The problem: Where in the records does the word "value" occur? Copy each line in which it does.

Element data from apps and pages:
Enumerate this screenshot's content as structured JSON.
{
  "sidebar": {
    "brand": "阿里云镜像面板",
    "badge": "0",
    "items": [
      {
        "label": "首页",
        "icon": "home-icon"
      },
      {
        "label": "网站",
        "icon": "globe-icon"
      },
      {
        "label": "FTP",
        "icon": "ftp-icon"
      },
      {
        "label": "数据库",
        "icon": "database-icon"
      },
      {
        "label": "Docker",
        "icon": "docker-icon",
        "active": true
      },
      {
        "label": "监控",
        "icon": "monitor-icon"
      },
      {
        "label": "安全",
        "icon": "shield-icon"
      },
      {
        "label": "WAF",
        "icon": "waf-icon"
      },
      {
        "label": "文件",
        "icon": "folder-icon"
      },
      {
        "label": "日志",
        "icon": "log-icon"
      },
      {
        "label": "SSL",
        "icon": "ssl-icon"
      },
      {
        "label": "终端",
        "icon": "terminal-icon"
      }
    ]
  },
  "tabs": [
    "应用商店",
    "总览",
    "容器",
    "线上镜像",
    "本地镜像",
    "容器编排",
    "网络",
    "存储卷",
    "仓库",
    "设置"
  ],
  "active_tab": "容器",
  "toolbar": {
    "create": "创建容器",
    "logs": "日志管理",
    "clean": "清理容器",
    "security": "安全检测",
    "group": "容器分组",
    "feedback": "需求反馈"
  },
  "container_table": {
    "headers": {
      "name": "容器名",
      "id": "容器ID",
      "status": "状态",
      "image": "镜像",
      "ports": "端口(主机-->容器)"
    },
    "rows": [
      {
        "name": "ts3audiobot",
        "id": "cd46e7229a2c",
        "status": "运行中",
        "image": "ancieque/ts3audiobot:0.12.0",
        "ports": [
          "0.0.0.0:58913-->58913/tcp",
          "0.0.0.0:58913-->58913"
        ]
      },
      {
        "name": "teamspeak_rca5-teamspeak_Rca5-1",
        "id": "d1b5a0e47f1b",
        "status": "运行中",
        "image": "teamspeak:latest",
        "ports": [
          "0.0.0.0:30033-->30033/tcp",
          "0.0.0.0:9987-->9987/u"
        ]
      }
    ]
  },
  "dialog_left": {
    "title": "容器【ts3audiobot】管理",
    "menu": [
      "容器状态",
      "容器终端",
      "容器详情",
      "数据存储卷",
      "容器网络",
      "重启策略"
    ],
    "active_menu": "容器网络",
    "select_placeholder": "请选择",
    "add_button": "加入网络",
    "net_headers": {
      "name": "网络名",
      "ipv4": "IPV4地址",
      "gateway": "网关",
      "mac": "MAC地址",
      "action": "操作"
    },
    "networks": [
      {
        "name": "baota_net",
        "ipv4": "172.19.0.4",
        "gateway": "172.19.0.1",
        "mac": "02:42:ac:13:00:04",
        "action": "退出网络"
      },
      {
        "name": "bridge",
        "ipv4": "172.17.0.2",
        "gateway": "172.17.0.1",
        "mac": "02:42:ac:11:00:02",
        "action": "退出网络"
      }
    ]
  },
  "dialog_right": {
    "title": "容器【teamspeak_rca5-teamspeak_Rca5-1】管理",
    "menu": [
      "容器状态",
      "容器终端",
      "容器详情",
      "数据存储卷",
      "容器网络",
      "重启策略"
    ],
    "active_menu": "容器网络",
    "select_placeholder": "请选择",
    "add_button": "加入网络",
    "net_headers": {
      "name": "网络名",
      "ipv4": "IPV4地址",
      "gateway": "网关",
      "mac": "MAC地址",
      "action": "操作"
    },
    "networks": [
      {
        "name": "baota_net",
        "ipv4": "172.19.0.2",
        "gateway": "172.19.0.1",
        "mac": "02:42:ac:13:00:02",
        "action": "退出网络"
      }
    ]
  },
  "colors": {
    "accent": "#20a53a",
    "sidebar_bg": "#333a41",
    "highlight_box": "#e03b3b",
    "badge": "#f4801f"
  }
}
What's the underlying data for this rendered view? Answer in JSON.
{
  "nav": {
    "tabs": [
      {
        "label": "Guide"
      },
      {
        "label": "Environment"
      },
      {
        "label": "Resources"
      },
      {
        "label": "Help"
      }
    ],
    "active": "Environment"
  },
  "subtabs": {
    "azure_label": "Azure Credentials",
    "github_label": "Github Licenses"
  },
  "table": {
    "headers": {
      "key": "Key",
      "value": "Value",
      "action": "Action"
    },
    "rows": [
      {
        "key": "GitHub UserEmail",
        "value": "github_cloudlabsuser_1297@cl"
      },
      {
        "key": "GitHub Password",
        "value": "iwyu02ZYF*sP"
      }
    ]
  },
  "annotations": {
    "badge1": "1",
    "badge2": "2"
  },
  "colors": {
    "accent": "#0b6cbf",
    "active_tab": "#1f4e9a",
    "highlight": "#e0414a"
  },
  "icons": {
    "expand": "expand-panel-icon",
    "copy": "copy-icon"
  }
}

Reply to the exercise:
      "value": "Value",
        "value": "github_cloudlabsuser_1297@cl"
        "value": "iwyu02ZYF*sP"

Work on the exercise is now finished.